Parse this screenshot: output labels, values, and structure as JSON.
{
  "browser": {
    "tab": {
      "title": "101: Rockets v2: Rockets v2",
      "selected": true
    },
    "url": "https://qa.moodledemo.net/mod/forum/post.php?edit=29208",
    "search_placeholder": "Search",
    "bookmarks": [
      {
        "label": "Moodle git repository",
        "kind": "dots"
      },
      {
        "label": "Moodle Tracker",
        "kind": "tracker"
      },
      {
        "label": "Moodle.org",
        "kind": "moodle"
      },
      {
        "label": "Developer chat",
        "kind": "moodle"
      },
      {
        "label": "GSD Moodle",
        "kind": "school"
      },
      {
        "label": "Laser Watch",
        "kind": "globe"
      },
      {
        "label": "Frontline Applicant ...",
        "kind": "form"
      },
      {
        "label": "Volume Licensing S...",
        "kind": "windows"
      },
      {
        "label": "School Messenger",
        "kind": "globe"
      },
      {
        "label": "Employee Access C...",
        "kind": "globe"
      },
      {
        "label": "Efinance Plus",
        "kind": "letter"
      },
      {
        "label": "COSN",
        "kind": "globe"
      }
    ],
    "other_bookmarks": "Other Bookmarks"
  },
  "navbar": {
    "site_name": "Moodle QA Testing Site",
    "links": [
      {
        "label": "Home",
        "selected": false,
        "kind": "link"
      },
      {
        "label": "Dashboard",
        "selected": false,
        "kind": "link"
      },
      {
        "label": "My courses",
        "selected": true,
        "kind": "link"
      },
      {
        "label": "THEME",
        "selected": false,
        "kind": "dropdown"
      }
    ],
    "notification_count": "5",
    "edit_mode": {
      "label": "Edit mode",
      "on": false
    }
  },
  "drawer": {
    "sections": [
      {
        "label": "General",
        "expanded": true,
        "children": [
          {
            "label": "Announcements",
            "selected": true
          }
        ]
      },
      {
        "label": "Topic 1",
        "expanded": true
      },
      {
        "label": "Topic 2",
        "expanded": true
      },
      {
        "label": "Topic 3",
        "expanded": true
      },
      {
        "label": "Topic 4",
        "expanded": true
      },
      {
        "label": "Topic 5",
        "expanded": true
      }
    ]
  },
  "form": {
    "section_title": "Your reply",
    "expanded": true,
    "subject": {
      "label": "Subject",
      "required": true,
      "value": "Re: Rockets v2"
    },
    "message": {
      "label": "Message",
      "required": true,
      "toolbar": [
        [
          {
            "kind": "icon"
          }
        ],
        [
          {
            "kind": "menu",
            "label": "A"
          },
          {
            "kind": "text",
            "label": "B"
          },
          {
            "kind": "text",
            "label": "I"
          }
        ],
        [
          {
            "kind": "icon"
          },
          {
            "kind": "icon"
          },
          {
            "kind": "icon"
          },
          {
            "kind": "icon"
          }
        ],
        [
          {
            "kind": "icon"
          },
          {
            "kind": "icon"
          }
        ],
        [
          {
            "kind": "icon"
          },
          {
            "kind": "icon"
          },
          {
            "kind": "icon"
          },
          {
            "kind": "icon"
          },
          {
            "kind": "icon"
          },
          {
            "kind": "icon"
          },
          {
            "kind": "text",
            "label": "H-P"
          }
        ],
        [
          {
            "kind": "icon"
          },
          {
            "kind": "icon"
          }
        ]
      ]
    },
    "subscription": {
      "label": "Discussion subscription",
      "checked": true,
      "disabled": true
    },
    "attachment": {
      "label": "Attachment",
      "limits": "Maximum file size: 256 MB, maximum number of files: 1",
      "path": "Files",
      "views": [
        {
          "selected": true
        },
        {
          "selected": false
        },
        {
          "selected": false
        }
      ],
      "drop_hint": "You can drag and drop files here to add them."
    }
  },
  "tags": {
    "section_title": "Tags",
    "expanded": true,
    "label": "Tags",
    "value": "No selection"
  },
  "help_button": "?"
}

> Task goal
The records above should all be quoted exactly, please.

> Problem solution
Parse this screenshot: output labels, values, and structure as JSON.
{
  "browser": {
    "tab": {
      "title": "101: Rockets v2: Rockets v2",
      "selected": true
    },
    "url": "https://qa.moodledemo.net/mod/forum/post.php?edit=29208",
    "search_placeholder": "Search",
    "bookmarks": [
      {
        "label": "Moodle git repository",
        "kind": "dots"
      },
      {
        "label": "Moodle Tracker",
        "kind": "tracker"
      },
      {
        "label": "Moodle.org",
        "kind": "moodle"
      },
      {
        "label": "Developer chat",
        "kind": "moodle"
      },
      {
        "label": "GSD Moodle",
        "kind": "school"
      },
      {
        "label": "Laser Watch",
        "kind": "globe"
      },
      {
        "label": "Frontline Applicant ...",
        "kind": "form"
      },
      {
        "label": "Volume Licensing S...",
        "kind": "windows"
      },
      {
        "label": "School Messenger",
        "kind": "globe"
      },
      {
        "label": "Employee Access C...",
        "kind": "globe"
      },
      {
        "label": "Efinance Plus",
        "kind": "letter"
      },
      {
        "label": "COSN",
        "kind": "globe"
      }
    ],
    "other_bookmarks": "Other Bookmarks"
  },
  "navbar": {
    "site_name": "Moodle QA Testing Site",
    "links": [
      {
        "label": "Home",
        "selected": false,
        "kind": "link"
      },
      {
        "label": "Dashboard",
        "selected": false,
        "kind": "link"
      },
      {
        "label": "My courses",
        "selected": true,
        "kind": "link"
      },
      {
        "label": "THEME",
        "selected": false,
        "kind": "dropdown"
      }
    ],
    "notification_count": "5",
    "edit_mode": {
      "label": "Edit mode",
      "on": false
    }
  },
  "drawer": {
    "sections": [
      {
        "label": "General",
        "expanded": true,
        "children": [
          {
            "label": "Announcements",
            "selected": true
          }
        ]
      },
      {
        "label": "Topic 1",
        "expanded": true
      },
      {
        "label": "Topic 2",
        "expanded": true
      },
      {
        "label": "Topic 3",
        "expanded": true
      },
      {
        "label": "Topic 4",
        "expanded": true
      },
      {
        "label": "Topic 5",
        "expanded": true
      }
    ]
  },
  "form": {
    "section_title": "Your reply",
    "expanded": true,
    "subject": {
      "label": "Subject",
      "required": true,
      "value": "Re: Rockets v2"
    },
    "message": {
      "label": "Message",
      "required": true,
      "toolbar": [
        [
          {
            "kind": "icon"
          }
        ],
        [
          {
            "kind": "menu",
            "label": "A"
          },
          {
            "kind": "text",
            "label": "B"
          },
          {
            "kind": "text",
            "label": "I"
          }
        ],
        [
          {
            "kind": "icon"
          },
          {
            "kind": "icon"
          },
          {
            "kind": "icon"
          },
          {
            "kind": "icon"
          }
        ],
        [
          {
            "kind": "icon"
          },
          {
            "kind": "icon"
          }
        ],
        [
          {
            "kind": "icon"
          },
          {
            "kind": "icon"
          },
          {
            "kind": "icon"
          },
          {
            "kind": "icon"
          },
          {
            "kind": "icon"
          },
          {
            "kind": "icon"
          },
          {
            "kind": "text",
            "label": "H-P"
          }
        ],
        [
          {
            "kind": "icon"
          },
          {
            "kind": "icon"
          }
        ]
      ]
    },
    "subscription": {
      "label": "Discussion subscription",
      "checked": true,
      "disabled": true
    },
    "attachment": {
      "label": "Attachment",
      "limits": "Maximum file size: 256 MB, maximum number of files: 1",
      "path": "Files",
      "views": [
        {
          "selected": true
        },
        {
          "selected": false
        },
        {
          "selected": false
        }
      ],
      "drop_hint": "You can drag and drop files here to add them."
    }
  },
  "tags": {
    "section_title": "Tags",
    "expanded": true,
    "label": "Tags",
    "value": "No selection"
  },
  "help_button": "?"
}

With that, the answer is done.